Amit Chaturvedi: “Illusionism about consciousness in the ‘consciousness-only’ theory of Vasubandhu and Sthiramati” (Oct 28, 16:00 CEST)

Patrick McAllister's picture

The Austrian Academy of Sciences’ Institute for the Cultural and
Intellectual History of Asia is pleased to invite you to an online
lecture by Amit Chaturvedi:

“Is the mind a magic trick? Illusionism about consciousness in the
‘consciousness-only’ theory of Vasubandhu and Sthiramati”

Date and Time: October 28, 2021, 16:00--17:30 CEST

You need to register in advance for this lecture using the following


“Illusionists about consciousness boldly argue that phenomenal
consciousness does not fundamentally exist — it only seems to exist.
For them, the impression of having a private inner life of conscious
qualia is nothing more than a cognitive error, a conjuring trick put
on by the brain. Jay Garfield has recently endorsed illusionism about
consciousness by explicitly drawing support from the Yogācāra Buddhist
philosopher Vasubandhu. At first glance, this seems to fly in the
face of Vasubandhu’s defense of an idealist thesis that physical,
mind-independent objects cannot exist, and that fundamental reality is
just ‘consciousness only’ (cittamātra). But, Garfield points to a
more radical implication of Vasubandhu's Yogācāra commitments:
Abandoning the erroneous notion that consciousness presents a world
outside our minds also entails abandoning the illusion that there is
an inner subjectivity at all to which these objects are presented.

In this talk, I assess the degree to which Garfield’s illusionist
reading accurately captures Vasubandhu’s views in the Triṃś́ikā and
Madhyāntavibhāgabhāṣya, as well as Sthiramati’s comments thereon.
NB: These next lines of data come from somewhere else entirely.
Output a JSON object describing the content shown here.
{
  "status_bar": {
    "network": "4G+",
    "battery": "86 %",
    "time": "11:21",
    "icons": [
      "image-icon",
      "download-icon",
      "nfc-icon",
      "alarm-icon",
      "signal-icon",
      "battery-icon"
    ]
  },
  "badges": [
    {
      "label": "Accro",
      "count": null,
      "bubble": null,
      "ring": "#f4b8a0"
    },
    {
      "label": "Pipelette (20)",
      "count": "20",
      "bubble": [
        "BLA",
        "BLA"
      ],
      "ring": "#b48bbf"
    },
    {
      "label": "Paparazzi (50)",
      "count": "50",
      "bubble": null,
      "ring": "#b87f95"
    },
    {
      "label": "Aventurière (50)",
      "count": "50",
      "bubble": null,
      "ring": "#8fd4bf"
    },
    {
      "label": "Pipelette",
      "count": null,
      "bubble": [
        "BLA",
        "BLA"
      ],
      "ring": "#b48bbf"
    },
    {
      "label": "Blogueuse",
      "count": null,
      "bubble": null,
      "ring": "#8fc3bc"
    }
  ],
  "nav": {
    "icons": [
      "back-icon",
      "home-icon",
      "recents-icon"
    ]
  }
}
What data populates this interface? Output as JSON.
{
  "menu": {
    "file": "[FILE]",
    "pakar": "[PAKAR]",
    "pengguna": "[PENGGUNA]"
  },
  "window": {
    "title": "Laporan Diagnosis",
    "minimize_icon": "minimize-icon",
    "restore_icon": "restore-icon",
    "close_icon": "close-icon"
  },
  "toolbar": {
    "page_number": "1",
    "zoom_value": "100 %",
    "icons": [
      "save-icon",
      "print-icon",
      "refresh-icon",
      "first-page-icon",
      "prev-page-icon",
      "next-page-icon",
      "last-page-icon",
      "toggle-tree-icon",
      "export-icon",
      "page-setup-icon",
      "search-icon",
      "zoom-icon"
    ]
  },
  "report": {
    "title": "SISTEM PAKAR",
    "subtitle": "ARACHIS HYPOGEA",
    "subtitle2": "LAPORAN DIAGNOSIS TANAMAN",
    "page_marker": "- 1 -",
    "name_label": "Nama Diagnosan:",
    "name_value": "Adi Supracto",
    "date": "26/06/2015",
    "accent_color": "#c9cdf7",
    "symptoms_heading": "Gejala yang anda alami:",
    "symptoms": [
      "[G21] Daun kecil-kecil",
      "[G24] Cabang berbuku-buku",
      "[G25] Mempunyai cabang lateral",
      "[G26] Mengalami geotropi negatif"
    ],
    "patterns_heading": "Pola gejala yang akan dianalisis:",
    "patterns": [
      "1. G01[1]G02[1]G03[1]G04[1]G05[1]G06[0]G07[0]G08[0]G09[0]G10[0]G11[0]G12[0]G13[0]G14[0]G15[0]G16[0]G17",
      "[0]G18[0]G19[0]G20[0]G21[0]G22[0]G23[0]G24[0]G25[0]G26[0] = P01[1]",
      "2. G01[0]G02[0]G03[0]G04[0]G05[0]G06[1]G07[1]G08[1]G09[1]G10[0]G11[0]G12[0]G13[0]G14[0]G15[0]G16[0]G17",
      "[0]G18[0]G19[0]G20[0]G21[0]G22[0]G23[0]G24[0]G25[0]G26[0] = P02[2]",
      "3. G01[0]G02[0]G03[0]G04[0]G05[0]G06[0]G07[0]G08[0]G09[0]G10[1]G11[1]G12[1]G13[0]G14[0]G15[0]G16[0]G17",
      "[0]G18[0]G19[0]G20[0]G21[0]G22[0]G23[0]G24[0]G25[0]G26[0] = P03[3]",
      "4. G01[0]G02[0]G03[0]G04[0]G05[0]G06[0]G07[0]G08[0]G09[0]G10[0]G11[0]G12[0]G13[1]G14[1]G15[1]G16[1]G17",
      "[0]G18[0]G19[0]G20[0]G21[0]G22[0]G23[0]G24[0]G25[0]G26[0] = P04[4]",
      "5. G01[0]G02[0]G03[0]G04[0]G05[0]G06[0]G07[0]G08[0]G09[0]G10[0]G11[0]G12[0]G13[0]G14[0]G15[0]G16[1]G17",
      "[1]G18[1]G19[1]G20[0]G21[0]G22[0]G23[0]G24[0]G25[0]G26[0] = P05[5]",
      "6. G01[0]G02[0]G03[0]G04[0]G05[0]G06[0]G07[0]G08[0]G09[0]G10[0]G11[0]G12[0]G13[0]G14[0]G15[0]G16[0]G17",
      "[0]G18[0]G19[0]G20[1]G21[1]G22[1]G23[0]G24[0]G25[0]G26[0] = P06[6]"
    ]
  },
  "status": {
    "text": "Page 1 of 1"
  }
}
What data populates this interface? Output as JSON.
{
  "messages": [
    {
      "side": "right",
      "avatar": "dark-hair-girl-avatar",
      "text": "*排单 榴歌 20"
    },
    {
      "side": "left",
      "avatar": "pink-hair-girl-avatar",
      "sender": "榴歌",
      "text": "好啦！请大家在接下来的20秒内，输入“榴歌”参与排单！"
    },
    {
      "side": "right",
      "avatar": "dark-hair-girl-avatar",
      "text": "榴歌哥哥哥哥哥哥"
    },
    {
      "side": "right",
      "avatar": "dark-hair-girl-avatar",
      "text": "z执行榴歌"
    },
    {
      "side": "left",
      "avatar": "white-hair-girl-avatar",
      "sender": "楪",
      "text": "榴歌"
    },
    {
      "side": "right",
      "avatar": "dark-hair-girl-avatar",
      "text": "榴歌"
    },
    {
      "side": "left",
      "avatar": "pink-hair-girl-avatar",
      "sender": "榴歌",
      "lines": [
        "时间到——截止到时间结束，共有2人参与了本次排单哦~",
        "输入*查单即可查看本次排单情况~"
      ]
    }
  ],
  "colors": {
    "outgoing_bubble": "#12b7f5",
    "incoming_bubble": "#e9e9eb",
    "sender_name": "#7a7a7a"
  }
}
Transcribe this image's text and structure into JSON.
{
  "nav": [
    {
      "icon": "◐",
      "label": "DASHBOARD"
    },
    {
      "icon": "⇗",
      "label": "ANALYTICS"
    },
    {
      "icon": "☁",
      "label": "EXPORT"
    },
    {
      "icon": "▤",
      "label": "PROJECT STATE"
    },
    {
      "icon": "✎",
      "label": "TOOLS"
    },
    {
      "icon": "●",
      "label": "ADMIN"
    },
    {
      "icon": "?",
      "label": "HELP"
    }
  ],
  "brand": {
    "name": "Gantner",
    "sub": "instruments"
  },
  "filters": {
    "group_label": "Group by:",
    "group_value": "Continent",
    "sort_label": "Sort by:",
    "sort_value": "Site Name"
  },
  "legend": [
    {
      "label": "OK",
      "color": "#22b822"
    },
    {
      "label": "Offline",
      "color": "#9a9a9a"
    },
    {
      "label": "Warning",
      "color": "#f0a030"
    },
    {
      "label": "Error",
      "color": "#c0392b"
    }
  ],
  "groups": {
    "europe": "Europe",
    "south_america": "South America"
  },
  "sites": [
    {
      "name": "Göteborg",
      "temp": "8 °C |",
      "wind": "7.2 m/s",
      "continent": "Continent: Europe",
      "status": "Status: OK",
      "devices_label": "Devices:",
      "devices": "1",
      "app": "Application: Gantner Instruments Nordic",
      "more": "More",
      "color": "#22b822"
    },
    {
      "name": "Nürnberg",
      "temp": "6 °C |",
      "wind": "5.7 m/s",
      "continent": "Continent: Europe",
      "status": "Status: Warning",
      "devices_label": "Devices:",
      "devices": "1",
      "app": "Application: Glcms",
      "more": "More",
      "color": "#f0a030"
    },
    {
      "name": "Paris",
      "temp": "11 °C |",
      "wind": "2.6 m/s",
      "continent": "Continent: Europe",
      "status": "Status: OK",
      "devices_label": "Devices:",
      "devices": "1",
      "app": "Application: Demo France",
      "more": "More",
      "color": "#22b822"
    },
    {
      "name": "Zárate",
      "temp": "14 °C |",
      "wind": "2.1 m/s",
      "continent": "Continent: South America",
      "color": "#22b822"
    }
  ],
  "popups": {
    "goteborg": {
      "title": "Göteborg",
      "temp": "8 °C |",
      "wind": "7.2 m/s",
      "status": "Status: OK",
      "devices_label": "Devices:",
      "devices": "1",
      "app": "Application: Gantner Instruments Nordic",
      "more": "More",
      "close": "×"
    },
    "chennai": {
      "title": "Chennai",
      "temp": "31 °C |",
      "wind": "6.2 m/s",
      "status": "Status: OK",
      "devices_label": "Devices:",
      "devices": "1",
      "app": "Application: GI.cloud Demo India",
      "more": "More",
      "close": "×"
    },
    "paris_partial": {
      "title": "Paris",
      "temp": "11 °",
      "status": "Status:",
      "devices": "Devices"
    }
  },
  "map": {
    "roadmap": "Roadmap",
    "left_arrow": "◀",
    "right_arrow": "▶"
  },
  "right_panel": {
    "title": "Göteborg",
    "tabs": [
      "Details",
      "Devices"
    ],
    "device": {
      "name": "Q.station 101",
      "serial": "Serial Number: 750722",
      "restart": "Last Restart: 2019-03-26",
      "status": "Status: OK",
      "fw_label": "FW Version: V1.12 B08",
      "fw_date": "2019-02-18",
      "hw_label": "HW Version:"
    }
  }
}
As
it turns out, there are several striking parallels between
contemporary illusionists and Vasubandhu/Sthiramati, particularly
concerning their explanation of how unconscious, quasi-phenomenal
dispositions and sensations are cognitively constructed into
‘conscious’ representational states with apparently phenomenal
contents. Within their constitutive understanding of the mind as the
‘imagination of what is non-existent,’ I raise two candidates for what
might still seem to be real instances of consciousness — i.e.,
cognitive qualia and ‘intrinsic luminosity’ — and consider possible
responses on behalf of the illusionist interpretation. On balance, I
suggest that Vasubandhu and Sthiramati are not actually ‘strong’
illusionists who would deny the existence of phenomenality
wholesale. Thus, even given the extent to which they think that our
ordinary experience is massively illusory regarding ourselves and the
external world, they would qualify as illusionists about phenomenal
consciousness only in a ‘weak’ sense.”

Amit Chaturvedi is an Assistant Professor of Philosophy at the
University of Hong Kong. Currently, he is also a Visiting Fellow at
the Austrian Academy of Sciences’ Institute for the Cultural and
Intellectual History of Asia.

For further information, visit

Categories: Announcement, Lecture
Keywords: Online Lecture